“Hello, you two,” I said, welcoming them.
The physique of skinny, Finindaddle, in his long tailored black suit with tails down to his knees, was quite a contrast compared to his friend, Calliefogle. Cal, as I prefer to call him, is the quiet one while Fin would boast about his discoveries. Cal is considerate, thoughtful and to the point when he has something important to say. I like that in a man.
“Susan, we came to wish you a safe and fantastic trip,” Fin said, bowing before me in my kitchen. He does that a lot.
“Well, thank you. Coffee, tea, or tap water?” I asked them.
“Tea would be fine,” Fin replied, removing his wool gloves.
“Yes, tea is good,” Cal answered.
“We won’t be long,” Fin began. “We just came by to ask you, uh, since you will be gone for a while, uh, may I, I mean may we have use of your garage?”
Many times I have allowed the two eccentric scientists have access to my garage to plan their next experiments with restrictions. I pulled out three cups I had made at pottery class and began filling them up with hot water from the kettle I had left simmering on the stovetop. The men picked up two of the cups and tea bags out of my packet basket on the counter before they sat down at my table. I turned off the stove burner just in case I would forget.
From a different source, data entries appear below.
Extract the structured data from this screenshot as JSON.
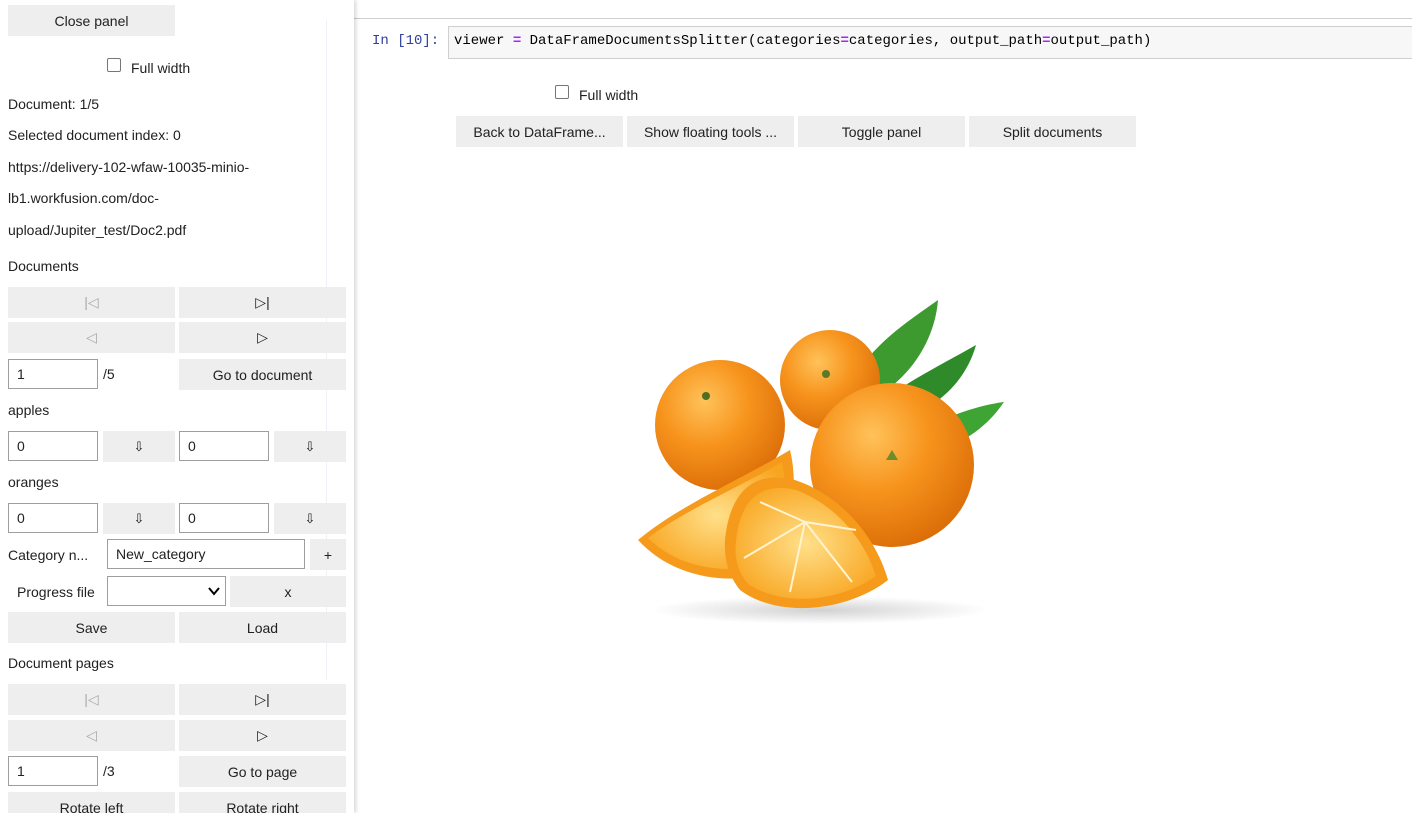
{
  "panel": {
    "close_label": "Close panel",
    "full_width_label": "Full width",
    "document_counter": "Document: 1/5",
    "selected_index": "Selected document index: 0",
    "url_lines": [
      "https://delivery-102-wfaw-10035-minio-",
      "lb1.workfusion.com/doc-",
      "upload/Jupiter_test/Doc2.pdf"
    ],
    "documents_heading": "Documents",
    "nav": {
      "first": "|◁",
      "last": "▷|",
      "prev": "◁",
      "next": "▷"
    },
    "doc_input_value": "1",
    "doc_total": "/5",
    "go_to_document": "Go to document",
    "categories": [
      {
        "name": "apples",
        "start": "0",
        "end": "0",
        "arrow": "⇩"
      },
      {
        "name": "oranges",
        "start": "0",
        "end": "0",
        "arrow": "⇩"
      }
    ],
    "category_name_label": "Category n...",
    "category_name_value": "New_category",
    "add_label": "+",
    "progress_file_label": "Progress file",
    "progress_file_value": "",
    "clear_label": "x",
    "save_label": "Save",
    "load_label": "Load",
    "pages_heading": "Document pages",
    "page_input_value": "1",
    "page_total": "/3",
    "go_to_page": "Go to page",
    "rotate_left": "Rotate left",
    "rotate_right": "Rotate right"
  },
  "notebook": {
    "prompt": "In [10]:",
    "code": {
      "var": "viewer ",
      "eq1": "=",
      "call": " DataFrameDocumentsSplitter(categories",
      "eq2": "=",
      "arg1": "categories, output_path",
      "eq3": "=",
      "arg2": "output_path)"
    },
    "full_width_label": "Full width",
    "buttons": [
      "Back to DataFrame...",
      "Show floating tools ...",
      "Toggle panel",
      "Split documents"
    ]
  },
  "colors": {
    "button_bg": "#eeeeee",
    "prompt_blue": "#303f9f",
    "code_operator": "#aa22ff",
    "orange": "#f28c13",
    "leaf": "#2f8a2a"
  }
}
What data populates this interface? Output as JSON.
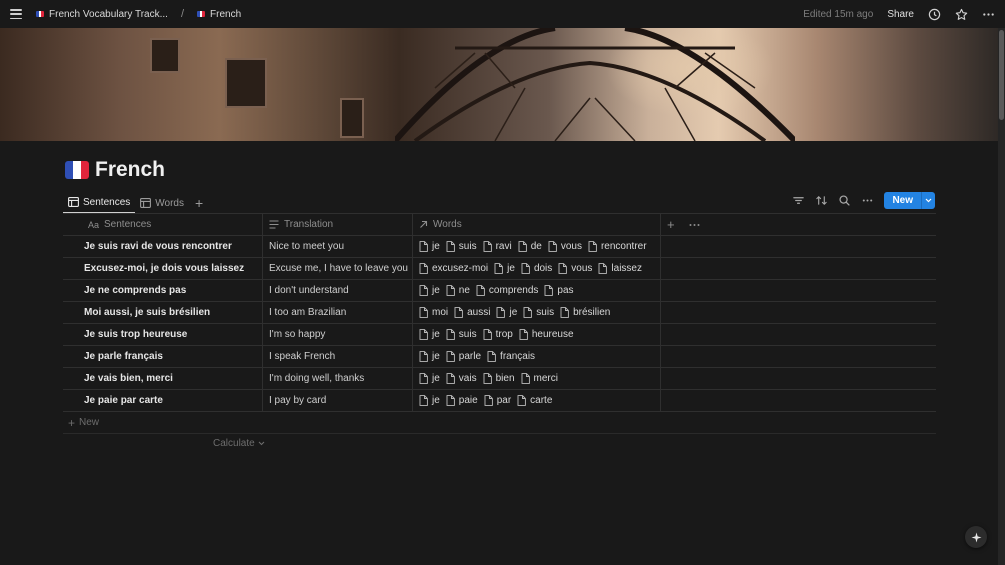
{
  "topbar": {
    "breadcrumb_parent": "French Vocabulary Track...",
    "breadcrumb_current": "French",
    "separator": "/",
    "edited": "Edited 15m ago",
    "share_label": "Share"
  },
  "page": {
    "title": "French",
    "icon": "french-flag-icon"
  },
  "views": {
    "tabs": [
      {
        "label": "Sentences",
        "icon": "table-icon",
        "active": true
      },
      {
        "label": "Words",
        "icon": "table-icon",
        "active": false
      }
    ],
    "new_label": "New"
  },
  "table": {
    "columns": [
      {
        "label": "Sentences",
        "icon_text": "Aa"
      },
      {
        "label": "Translation",
        "icon": "text-lines-icon"
      },
      {
        "label": "Words",
        "icon": "relation-arrow-icon"
      }
    ],
    "rows": [
      {
        "sentence": "Je suis ravi de vous rencontrer",
        "translation": "Nice to meet you",
        "words": [
          "je",
          "suis",
          "ravi",
          "de",
          "vous",
          "rencontrer"
        ]
      },
      {
        "sentence": "Excusez-moi, je dois vous laissez",
        "translation": "Excuse me, I have to leave you",
        "words": [
          "excusez-moi",
          "je",
          "dois",
          "vous",
          "laissez"
        ]
      },
      {
        "sentence": "Je ne comprends pas",
        "translation": "I don't understand",
        "words": [
          "je",
          "ne",
          "comprends",
          "pas"
        ]
      },
      {
        "sentence": "Moi aussi, je suis brésilien",
        "translation": "I too am Brazilian",
        "words": [
          "moi",
          "aussi",
          "je",
          "suis",
          "brésilien"
        ]
      },
      {
        "sentence": "Je suis trop heureuse",
        "translation": "I'm so happy",
        "words": [
          "je",
          "suis",
          "trop",
          "heureuse"
        ]
      },
      {
        "sentence": "Je parle français",
        "translation": "I speak French",
        "words": [
          "je",
          "parle",
          "français"
        ]
      },
      {
        "sentence": "Je vais bien, merci",
        "translation": "I'm doing well, thanks",
        "words": [
          "je",
          "vais",
          "bien",
          "merci"
        ]
      },
      {
        "sentence": "Je paie par carte",
        "translation": "I pay by card",
        "words": [
          "je",
          "paie",
          "par",
          "carte"
        ]
      }
    ],
    "new_row_label": "New",
    "calculate_label": "Calculate"
  },
  "colors": {
    "background": "#191919",
    "accent": "#2383e2",
    "flag_blue": "#2f4fb5",
    "flag_white": "#ffffff",
    "flag_red": "#e0253c"
  }
}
“Jack’s barn is not an option?” I asked as I followed them and sat in my chair at the table.
“Well, he didn’t want us to disturb his animals. So what do you say?” Fin asked, dipping his tea bag into his cup. Cal did the same.
“I’m sorry, guys, but I’d rather you didn’t while I’m gone.